• Five mirrors were left on the surface, the only Apollo experiment which is still going on; highly accurate measurements of the distance to the Moon are made by reflecting laser beams sent from Earth. These have shown that the Moon is receding by 3.8cm a year and that in 600 million years the distance will have increased just far enough that the Moon’s face won’t completely cover the Sun during an eclipse. The mirrors could have been put there by unmanned craft, though – in fact, some of them were.
• None of the conspiracy theorists has landed a punch on NASA, i.e. produced an allegation which NASA can’t explain.
• The Soviets, who would have had an interest in alleging a hoax, never did so.
• The clincher: more than 400,000 people across the world were involved in the missions over ten years, 12 of them actually walking on the moon, and a successful conspiracy would require all of them to keep the secret (or to have been simultaneously deceived).
• Several of the engines from the Saturn V launch vehicle were recently retreived from the ocean floor by Jeff Bezos, the founder of Amazon.

NEIL ARMSTRONG (1930-2012)

I believe that the Good Lord gave us a finite number of heartbeats and I'm damned if I'm going to use up mine running up and down a street.

Buzz Aldrin


Edwin Eugene Aldrin, Jr. acquired the nickname ‘Buzz’ when he was only a few months old, from his older sister Fay Ann, who was 18 months at the time. His family called him ‘brother’ but Fay Ann pronounced it ‘Buzzer’, which then eventually became Buzz.

Aldrin made ‘Buzz’ his legal first name in 1988. 

Astro-Poo


Apollo 11 left four defecation collection devices on the moon and some ‘extreme heritage’ conservationists are very concerned about their protection. They worry that the astro-poo, along with the other 170 kilograms of trash left by pioneering astronauts, constitute an archaeological site.

An interesting question arises about the bacteria in the faeces of the first astronauts. Could it still be living?

The Apollo mission certainly took the issue of bacteria in space seriously.
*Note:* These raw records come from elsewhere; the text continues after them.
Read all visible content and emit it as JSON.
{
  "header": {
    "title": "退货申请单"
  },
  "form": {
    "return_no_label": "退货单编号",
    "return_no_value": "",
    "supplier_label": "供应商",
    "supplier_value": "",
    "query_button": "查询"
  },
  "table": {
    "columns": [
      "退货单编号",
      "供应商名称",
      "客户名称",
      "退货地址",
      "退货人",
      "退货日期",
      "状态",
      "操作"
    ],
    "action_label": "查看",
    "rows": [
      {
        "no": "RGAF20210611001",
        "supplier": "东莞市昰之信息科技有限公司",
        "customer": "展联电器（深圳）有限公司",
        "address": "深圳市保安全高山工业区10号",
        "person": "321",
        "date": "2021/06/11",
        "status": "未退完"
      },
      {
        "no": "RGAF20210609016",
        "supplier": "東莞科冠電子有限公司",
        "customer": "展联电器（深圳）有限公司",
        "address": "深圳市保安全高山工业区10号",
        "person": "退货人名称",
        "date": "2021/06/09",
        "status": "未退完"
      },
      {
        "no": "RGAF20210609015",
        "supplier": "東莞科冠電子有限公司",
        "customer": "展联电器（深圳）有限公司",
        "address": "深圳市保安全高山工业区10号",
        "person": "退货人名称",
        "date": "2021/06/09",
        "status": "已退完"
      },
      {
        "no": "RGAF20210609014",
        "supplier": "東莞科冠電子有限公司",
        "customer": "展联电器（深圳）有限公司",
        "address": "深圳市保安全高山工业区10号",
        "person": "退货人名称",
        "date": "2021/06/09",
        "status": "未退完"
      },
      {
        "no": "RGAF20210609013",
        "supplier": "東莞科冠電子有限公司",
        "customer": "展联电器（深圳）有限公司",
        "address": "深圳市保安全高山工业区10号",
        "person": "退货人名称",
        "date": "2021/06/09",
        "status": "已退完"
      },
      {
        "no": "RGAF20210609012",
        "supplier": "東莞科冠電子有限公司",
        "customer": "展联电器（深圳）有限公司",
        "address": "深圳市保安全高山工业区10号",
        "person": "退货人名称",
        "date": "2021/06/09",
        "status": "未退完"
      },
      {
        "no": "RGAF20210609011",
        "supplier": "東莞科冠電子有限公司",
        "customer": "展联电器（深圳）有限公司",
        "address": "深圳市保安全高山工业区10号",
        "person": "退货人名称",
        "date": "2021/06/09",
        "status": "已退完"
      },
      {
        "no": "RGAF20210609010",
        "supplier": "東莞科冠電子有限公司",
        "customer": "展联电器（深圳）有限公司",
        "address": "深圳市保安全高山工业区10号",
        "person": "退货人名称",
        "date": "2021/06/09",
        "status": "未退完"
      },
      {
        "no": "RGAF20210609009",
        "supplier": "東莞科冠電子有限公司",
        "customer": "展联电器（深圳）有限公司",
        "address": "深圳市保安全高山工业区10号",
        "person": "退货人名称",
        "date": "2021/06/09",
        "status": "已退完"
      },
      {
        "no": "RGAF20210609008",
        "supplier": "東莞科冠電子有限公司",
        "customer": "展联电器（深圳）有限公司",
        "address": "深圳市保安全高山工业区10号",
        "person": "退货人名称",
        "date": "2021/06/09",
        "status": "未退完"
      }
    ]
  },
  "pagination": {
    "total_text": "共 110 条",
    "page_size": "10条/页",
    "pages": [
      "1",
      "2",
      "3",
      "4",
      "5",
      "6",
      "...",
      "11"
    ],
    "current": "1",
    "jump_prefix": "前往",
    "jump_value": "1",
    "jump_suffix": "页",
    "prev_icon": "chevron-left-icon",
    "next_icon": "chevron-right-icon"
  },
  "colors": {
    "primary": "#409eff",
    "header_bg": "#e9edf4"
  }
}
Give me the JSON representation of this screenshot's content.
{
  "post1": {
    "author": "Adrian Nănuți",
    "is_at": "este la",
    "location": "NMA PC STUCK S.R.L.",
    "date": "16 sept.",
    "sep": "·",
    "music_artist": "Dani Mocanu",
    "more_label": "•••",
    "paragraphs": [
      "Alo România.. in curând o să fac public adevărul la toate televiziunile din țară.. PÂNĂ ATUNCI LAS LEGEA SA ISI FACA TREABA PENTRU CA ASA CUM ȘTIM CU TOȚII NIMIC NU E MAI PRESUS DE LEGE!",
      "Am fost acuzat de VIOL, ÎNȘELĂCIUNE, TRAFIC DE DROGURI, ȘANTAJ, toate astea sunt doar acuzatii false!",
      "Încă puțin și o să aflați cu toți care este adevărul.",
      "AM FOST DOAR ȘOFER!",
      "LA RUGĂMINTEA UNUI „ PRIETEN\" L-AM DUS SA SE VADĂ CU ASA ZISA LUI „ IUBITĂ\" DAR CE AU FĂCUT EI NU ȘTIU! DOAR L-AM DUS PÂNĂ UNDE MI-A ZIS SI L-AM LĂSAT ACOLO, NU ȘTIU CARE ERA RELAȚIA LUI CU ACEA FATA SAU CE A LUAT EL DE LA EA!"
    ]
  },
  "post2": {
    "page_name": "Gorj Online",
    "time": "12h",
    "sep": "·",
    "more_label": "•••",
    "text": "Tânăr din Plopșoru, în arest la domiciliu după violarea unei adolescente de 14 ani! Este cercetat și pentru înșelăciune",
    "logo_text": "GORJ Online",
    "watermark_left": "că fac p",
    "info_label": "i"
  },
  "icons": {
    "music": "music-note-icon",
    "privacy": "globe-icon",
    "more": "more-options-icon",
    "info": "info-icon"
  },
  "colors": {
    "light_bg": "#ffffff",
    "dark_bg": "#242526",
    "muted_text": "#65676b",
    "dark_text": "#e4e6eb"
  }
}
The Apollo 11 crew were quarantined for three weeks after their return, just in case they had 'Moon Cooties'.

According to men who've been to the moon, moondust feels like snow, smells like gunpowder, and doesn't taste too bad.

Alan Shepard was the first man to hit a golf ball on the Moon.

The first thing that Buzz Aldrin did on the moon was kick the dust; the second thing he did was pee.

Apollo Astronauts couldn’t get life insurance. They made their own by autographing cards to be sold by their families if they didn’t return.

Only 1 scientist has ever walked on the moon, he was a geologist called Harrison Schmitt and he was on the last mission.